*** Opening MATERIAL SHOWN ***
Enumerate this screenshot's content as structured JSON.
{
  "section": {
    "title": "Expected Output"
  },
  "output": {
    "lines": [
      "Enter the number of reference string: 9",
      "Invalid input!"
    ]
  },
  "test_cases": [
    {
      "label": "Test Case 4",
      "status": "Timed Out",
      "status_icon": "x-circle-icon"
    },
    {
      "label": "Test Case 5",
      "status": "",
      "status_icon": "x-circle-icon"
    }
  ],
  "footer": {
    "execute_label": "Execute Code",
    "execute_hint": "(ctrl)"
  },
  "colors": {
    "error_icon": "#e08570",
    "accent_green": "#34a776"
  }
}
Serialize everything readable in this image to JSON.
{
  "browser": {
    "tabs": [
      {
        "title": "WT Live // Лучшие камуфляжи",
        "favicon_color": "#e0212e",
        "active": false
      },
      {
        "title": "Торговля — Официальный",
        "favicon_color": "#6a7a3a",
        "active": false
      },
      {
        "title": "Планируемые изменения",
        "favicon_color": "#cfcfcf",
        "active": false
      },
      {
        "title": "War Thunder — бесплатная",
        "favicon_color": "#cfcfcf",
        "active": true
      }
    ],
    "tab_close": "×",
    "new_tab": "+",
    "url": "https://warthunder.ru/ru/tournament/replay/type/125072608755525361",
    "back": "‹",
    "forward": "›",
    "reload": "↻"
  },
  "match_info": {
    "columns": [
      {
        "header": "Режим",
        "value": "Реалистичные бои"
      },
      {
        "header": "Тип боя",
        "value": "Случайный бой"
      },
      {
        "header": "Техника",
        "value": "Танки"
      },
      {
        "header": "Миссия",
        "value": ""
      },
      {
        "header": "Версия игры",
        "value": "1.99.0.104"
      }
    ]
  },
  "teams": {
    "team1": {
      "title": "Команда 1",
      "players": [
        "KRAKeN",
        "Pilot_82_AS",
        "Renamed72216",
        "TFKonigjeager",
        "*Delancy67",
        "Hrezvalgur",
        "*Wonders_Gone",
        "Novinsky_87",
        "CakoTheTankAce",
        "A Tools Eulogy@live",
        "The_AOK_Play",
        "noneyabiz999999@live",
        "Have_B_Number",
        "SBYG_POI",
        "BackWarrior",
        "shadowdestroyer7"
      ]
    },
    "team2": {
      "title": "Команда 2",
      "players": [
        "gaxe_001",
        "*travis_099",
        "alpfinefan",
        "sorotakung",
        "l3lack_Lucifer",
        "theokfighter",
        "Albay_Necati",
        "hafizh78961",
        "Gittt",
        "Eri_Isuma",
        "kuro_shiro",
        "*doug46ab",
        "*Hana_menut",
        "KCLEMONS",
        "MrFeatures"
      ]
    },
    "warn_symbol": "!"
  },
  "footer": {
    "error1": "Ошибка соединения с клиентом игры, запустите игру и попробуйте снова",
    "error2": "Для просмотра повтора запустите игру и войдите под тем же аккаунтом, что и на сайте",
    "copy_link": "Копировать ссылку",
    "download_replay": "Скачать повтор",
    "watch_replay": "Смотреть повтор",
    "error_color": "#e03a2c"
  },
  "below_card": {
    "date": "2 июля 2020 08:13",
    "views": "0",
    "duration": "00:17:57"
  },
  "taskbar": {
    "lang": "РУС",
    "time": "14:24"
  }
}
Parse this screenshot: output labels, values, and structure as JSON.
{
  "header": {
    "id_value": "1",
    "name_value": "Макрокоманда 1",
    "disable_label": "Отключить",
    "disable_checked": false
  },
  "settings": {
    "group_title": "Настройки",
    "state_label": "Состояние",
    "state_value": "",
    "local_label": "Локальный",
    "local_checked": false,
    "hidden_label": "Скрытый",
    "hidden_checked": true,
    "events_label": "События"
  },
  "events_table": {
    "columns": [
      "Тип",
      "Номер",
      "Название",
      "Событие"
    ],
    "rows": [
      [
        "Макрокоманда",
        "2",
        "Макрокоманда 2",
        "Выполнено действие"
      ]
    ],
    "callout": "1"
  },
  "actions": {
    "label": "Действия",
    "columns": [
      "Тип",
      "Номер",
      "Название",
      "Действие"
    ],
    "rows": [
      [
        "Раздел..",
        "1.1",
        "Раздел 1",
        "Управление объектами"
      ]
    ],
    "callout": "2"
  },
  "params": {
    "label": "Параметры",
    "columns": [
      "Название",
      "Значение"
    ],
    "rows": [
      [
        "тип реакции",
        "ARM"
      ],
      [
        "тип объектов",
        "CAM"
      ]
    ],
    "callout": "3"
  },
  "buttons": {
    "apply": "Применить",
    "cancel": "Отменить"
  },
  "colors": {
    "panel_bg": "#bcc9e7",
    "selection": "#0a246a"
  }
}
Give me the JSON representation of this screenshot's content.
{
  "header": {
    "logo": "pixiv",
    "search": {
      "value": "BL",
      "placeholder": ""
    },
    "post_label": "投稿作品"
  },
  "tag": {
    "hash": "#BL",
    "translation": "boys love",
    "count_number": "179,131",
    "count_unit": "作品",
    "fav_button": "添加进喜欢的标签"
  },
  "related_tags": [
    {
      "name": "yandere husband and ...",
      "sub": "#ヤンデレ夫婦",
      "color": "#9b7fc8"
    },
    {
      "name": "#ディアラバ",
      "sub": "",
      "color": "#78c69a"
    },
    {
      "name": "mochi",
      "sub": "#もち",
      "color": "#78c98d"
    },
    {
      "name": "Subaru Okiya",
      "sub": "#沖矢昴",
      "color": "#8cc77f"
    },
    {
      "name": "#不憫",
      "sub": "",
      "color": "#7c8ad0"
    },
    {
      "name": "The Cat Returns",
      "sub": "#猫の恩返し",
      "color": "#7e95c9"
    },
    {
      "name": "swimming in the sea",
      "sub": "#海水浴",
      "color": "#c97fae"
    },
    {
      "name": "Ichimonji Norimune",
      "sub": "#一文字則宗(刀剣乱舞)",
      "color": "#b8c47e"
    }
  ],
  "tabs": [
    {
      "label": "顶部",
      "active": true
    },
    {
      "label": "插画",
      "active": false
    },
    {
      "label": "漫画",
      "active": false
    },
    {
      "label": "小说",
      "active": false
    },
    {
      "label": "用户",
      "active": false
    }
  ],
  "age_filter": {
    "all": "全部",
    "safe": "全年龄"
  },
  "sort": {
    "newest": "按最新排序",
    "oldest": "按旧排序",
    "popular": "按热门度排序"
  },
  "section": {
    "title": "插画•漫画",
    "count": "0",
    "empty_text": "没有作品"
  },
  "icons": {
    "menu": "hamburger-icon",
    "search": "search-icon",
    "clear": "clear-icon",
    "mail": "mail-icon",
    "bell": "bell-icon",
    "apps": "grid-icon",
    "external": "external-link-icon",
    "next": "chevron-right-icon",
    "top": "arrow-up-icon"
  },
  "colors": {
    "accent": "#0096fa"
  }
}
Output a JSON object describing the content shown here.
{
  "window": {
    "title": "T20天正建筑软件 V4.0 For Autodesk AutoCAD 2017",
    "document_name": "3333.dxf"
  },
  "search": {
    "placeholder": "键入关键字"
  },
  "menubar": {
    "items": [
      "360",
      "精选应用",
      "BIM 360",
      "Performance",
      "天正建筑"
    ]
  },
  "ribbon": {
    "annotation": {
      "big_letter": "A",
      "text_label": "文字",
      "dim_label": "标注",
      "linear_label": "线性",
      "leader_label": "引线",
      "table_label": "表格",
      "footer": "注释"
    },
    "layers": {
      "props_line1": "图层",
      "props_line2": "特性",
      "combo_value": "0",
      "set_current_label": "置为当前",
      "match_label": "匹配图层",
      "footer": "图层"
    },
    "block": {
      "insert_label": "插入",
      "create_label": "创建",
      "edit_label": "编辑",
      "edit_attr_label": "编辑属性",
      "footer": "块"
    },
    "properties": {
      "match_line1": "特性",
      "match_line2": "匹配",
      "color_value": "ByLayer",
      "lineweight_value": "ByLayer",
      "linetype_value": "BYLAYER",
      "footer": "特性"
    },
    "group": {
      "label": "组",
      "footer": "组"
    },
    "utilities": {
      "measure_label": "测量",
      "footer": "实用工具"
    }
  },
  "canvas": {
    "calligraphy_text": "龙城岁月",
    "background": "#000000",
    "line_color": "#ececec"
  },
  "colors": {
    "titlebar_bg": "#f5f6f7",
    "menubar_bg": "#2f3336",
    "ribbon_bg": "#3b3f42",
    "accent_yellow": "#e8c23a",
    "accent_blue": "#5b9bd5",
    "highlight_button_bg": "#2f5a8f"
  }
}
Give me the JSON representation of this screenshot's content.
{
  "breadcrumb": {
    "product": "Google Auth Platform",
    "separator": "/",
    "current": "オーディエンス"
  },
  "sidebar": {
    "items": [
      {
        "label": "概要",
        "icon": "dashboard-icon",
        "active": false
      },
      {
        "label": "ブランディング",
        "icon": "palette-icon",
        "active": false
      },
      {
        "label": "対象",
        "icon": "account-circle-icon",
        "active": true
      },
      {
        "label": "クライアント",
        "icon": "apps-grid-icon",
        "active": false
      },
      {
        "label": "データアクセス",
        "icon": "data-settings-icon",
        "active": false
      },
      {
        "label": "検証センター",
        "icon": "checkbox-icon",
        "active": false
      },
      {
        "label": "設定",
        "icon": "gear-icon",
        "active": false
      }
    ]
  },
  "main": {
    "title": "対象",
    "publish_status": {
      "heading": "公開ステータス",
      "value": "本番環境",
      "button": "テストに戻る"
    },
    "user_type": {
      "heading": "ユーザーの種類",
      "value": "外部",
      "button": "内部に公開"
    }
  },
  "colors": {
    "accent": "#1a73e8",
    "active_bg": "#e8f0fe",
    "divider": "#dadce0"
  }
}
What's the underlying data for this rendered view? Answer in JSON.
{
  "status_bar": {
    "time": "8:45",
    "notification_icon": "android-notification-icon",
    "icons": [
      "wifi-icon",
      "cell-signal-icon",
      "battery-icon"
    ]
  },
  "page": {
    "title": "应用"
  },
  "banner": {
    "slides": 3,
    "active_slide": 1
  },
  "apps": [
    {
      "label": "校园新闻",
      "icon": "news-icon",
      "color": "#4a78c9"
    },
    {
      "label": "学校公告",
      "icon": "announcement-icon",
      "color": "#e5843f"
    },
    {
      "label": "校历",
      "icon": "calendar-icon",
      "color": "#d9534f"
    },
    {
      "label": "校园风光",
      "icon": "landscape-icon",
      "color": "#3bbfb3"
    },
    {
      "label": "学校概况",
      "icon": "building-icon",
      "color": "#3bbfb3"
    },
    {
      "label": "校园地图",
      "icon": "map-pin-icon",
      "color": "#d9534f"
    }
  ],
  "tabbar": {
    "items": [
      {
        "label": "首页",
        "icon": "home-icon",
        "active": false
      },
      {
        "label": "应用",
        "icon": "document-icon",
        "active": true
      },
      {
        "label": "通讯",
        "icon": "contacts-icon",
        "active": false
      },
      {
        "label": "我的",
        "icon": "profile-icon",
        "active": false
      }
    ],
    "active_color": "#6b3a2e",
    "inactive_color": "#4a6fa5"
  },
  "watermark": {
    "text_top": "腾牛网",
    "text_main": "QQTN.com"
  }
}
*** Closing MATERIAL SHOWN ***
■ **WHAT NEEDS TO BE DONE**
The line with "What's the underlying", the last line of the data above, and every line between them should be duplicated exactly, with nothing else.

■ **ANSWER SPACE**
What's the underlying data for this rendered view? Answer in JSON.
{
  "status_bar": {
    "time": "8:45",
    "notification_icon": "android-notification-icon",
    "icons": [
      "wifi-icon",
      "cell-signal-icon",
      "battery-icon"
    ]
  },
  "page": {
    "title": "应用"
  },
  "banner": {
    "slides": 3,
    "active_slide": 1
  },
  "apps": [
    {
      "label": "校园新闻",
      "icon": "news-icon",
      "color": "#4a78c9"
    },
    {
      "label": "学校公告",
      "icon": "announcement-icon",
      "color": "#e5843f"
    },
    {
      "label": "校历",
      "icon": "calendar-icon",
      "color": "#d9534f"
    },
    {
      "label": "校园风光",
      "icon": "landscape-icon",
      "color": "#3bbfb3"
    },
    {
      "label": "学校概况",
      "icon": "building-icon",
      "color": "#3bbfb3"
    },
    {
      "label": "校园地图",
      "icon": "map-pin-icon",
      "color": "#d9534f"
    }
  ],
  "tabbar": {
    "items": [
      {
        "label": "首页",
        "icon": "home-icon",
        "active": false
      },
      {
        "label": "应用",
        "icon": "document-icon",
        "active": true
      },
      {
        "label": "通讯",
        "icon": "contacts-icon",
        "active": false
      },
      {
        "label": "我的",
        "icon": "profile-icon",
        "active": false
      }
    ],
    "active_color": "#6b3a2e",
    "inactive_color": "#4a6fa5"
  },
  "watermark": {
    "text_top": "腾牛网",
    "text_main": "QQTN.com"
  }
}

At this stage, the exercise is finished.